Entries from a dataset of interfaces:
########################################
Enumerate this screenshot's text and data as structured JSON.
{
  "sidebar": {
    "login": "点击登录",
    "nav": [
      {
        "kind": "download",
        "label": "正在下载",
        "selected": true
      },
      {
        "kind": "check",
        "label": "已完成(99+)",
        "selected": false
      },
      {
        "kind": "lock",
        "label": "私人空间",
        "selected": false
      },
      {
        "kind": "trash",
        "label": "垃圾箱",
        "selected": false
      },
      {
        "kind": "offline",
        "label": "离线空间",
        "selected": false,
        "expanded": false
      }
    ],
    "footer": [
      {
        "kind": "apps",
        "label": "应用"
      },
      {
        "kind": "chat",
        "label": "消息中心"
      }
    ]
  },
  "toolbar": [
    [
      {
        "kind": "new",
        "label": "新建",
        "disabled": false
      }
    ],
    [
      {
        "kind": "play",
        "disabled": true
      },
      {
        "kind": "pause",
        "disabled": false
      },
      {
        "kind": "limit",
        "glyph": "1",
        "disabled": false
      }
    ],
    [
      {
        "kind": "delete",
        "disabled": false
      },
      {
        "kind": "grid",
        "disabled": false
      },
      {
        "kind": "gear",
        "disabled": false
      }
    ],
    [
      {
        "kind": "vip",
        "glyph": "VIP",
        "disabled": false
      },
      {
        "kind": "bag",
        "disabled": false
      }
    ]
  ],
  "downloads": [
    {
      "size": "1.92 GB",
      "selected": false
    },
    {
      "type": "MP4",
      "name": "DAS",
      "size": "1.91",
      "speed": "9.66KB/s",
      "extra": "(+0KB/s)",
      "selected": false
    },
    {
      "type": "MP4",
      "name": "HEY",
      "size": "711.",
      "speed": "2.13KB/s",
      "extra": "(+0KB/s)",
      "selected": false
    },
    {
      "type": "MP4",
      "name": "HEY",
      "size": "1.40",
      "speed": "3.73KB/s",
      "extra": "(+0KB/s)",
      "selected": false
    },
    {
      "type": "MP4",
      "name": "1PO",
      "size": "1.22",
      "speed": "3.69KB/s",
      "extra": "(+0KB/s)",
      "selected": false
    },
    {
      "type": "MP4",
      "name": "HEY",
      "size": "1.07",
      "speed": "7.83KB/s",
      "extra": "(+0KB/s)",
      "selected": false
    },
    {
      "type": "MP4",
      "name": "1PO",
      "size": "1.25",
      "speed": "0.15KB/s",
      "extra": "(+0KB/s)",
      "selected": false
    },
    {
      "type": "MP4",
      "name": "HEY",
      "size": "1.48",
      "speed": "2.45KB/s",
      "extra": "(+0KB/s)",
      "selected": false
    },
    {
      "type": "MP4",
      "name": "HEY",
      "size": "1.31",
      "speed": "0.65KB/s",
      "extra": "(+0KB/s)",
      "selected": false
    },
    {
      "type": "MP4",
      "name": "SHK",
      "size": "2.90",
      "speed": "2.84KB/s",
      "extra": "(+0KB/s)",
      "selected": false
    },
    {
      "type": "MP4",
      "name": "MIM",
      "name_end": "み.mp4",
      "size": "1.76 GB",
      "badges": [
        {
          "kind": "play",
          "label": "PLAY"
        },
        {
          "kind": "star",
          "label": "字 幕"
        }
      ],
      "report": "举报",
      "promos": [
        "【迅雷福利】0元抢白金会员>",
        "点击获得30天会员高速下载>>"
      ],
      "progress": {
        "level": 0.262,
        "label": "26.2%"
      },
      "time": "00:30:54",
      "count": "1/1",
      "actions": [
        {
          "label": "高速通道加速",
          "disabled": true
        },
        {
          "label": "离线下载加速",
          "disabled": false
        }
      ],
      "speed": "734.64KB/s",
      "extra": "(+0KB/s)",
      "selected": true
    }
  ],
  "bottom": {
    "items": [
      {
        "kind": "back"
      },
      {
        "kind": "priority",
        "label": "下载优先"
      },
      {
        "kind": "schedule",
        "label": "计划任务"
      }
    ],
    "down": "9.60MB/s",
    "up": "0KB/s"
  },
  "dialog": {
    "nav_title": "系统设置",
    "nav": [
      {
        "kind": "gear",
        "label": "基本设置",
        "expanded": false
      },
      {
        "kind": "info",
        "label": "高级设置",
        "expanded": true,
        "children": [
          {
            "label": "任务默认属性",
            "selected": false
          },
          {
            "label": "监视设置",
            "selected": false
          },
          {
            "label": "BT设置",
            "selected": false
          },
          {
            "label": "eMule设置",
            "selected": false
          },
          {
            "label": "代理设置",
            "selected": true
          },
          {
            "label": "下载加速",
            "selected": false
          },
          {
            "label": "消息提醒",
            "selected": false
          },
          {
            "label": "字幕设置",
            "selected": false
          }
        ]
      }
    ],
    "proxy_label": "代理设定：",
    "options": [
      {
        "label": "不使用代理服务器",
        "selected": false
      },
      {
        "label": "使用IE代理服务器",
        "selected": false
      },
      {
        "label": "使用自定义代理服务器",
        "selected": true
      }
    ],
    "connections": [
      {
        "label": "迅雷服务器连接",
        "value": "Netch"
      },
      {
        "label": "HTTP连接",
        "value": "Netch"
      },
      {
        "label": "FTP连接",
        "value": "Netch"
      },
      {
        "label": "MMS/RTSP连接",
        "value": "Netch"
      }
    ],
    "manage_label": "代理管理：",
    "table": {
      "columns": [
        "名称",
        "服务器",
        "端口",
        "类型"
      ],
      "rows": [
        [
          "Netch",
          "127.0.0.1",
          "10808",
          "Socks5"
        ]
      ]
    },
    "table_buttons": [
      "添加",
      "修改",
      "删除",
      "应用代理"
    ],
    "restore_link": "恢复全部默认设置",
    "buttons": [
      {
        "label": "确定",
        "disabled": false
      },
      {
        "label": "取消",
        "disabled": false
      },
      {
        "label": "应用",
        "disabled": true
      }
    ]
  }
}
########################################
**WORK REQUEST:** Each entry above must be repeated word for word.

**SOLVED PROBLEM:**
Enumerate this screenshot's text and data as structured JSON.
{
  "sidebar": {
    "login": "点击登录",
    "nav": [
      {
        "kind": "download",
        "label": "正在下载",
        "selected": true
      },
      {
        "kind": "check",
        "label": "已完成(99+)",
        "selected": false
      },
      {
        "kind": "lock",
        "label": "私人空间",
        "selected": false
      },
      {
        "kind": "trash",
        "label": "垃圾箱",
        "selected": false
      },
      {
        "kind": "offline",
        "label": "离线空间",
        "selected": false,
        "expanded": false
      }
    ],
    "footer": [
      {
        "kind": "apps",
        "label": "应用"
      },
      {
        "kind": "chat",
        "label": "消息中心"
      }
    ]
  },
  "toolbar": [
    [
      {
        "kind": "new",
        "label": "新建",
        "disabled": false
      }
    ],
    [
      {
        "kind": "play",
        "disabled": true
      },
      {
        "kind": "pause",
        "disabled": false
      },
      {
        "kind": "limit",
        "glyph": "1",
        "disabled": false
      }
    ],
    [
      {
        "kind": "delete",
        "disabled": false
      },
      {
        "kind": "grid",
        "disabled": false
      },
      {
        "kind": "gear",
        "disabled": false
      }
    ],
    [
      {
        "kind": "vip",
        "glyph": "VIP",
        "disabled": false
      },
      {
        "kind": "bag",
        "disabled": false
      }
    ]
  ],
  "downloads": [
    {
      "size": "1.92 GB",
      "selected": false
    },
    {
      "type": "MP4",
      "name": "DAS",
      "size": "1.91",
      "speed": "9.66KB/s",
      "extra": "(+0KB/s)",
      "selected": false
    },
    {
      "type": "MP4",
      "name": "HEY",
      "size": "711.",
      "speed": "2.13KB/s",
      "extra": "(+0KB/s)",
      "selected": false
    },
    {
      "type": "MP4",
      "name": "HEY",
      "size": "1.40",
      "speed": "3.73KB/s",
      "extra": "(+0KB/s)",
      "selected": false
    },
    {
      "type": "MP4",
      "name": "1PO",
      "size": "1.22",
      "speed": "3.69KB/s",
      "extra": "(+0KB/s)",
      "selected": false
    },
    {
      "type": "MP4",
      "name": "HEY",
      "size": "1.07",
      "speed": "7.83KB/s",
      "extra": "(+0KB/s)",
      "selected": false
    },
    {
      "type": "MP4",
      "name": "1PO",
      "size": "1.25",
      "speed": "0.15KB/s",
      "extra": "(+0KB/s)",
      "selected": false
    },
    {
      "type": "MP4",
      "name": "HEY",
      "size": "1.48",
      "speed": "2.45KB/s",
      "extra": "(+0KB/s)",
      "selected": false
    },
    {
      "type": "MP4",
      "name": "HEY",
      "size": "1.31",
      "speed": "0.65KB/s",
      "extra": "(+0KB/s)",
      "selected": false
    },
    {
      "type": "MP4",
      "name": "SHK",
      "size": "2.90",
      "speed": "2.84KB/s",
      "extra": "(+0KB/s)",
      "selected": false
    },
    {
      "type": "MP4",
      "name": "MIM",
      "name_end": "み.mp4",
      "size": "1.76 GB",
      "badges": [
        {
          "kind": "play",
          "label": "PLAY"
        },
        {
          "kind": "star",
          "label": "字 幕"
        }
      ],
      "report": "举报",
      "promos": [
        "【迅雷福利】0元抢白金会员>",
        "点击获得30天会员高速下载>>"
      ],
      "progress": {
        "level": 0.262,
        "label": "26.2%"
      },
      "time": "00:30:54",
      "count": "1/1",
      "actions": [
        {
          "label": "高速通道加速",
          "disabled": true
        },
        {
          "label": "离线下载加速",
          "disabled": false
        }
      ],
      "speed": "734.64KB/s",
      "extra": "(+0KB/s)",
      "selected": true
    }
  ],
  "bottom": {
    "items": [
      {
        "kind": "back"
      },
      {
        "kind": "priority",
        "label": "下载优先"
      },
      {
        "kind": "schedule",
        "label": "计划任务"
      }
    ],
    "down": "9.60MB/s",
    "up": "0KB/s"
  },
  "dialog": {
    "nav_title": "系统设置",
    "nav": [
      {
        "kind": "gear",
        "label": "基本设置",
        "expanded": false
      },
      {
        "kind": "info",
        "label": "高级设置",
        "expanded": true,
        "children": [
          {
            "label": "任务默认属性",
            "selected": false
          },
          {
            "label": "监视设置",
            "selected": false
          },
          {
            "label": "BT设置",
            "selected": false
          },
          {
            "label": "eMule设置",
            "selected": false
          },
          {
            "label": "代理设置",
            "selected": true
          },
          {
            "label": "下载加速",
            "selected": false
          },
          {
            "label": "消息提醒",
            "selected": false
          },
          {
            "label": "字幕设置",
            "selected": false
          }
        ]
      }
    ],
    "proxy_label": "代理设定：",
    "options": [
      {
        "label": "不使用代理服务器",
        "selected": false
      },
      {
        "label": "使用IE代理服务器",
        "selected": false
      },
      {
        "label": "使用自定义代理服务器",
        "selected": true
      }
    ],
    "connections": [
      {
        "label": "迅雷服务器连接",
        "value": "Netch"
      },
      {
        "label": "HTTP连接",
        "value": "Netch"
      },
      {
        "label": "FTP连接",
        "value": "Netch"
      },
      {
        "label": "MMS/RTSP连接",
        "value": "Netch"
      }
    ],
    "manage_label": "代理管理：",
    "table": {
      "columns": [
        "名称",
        "服务器",
        "端口",
        "类型"
      ],
      "rows": [
        [
          "Netch",
          "127.0.0.1",
          "10808",
          "Socks5"
        ]
      ]
    },
    "table_buttons": [
      "添加",
      "修改",
      "删除",
      "应用代理"
    ],
    "restore_link": "恢复全部默认设置",
    "buttons": [
      {
        "label": "确定",
        "disabled": false
      },
      {
        "label": "取消",
        "disabled": false
      },
      {
        "label": "应用",
        "disabled": true
      }
    ]
  }
}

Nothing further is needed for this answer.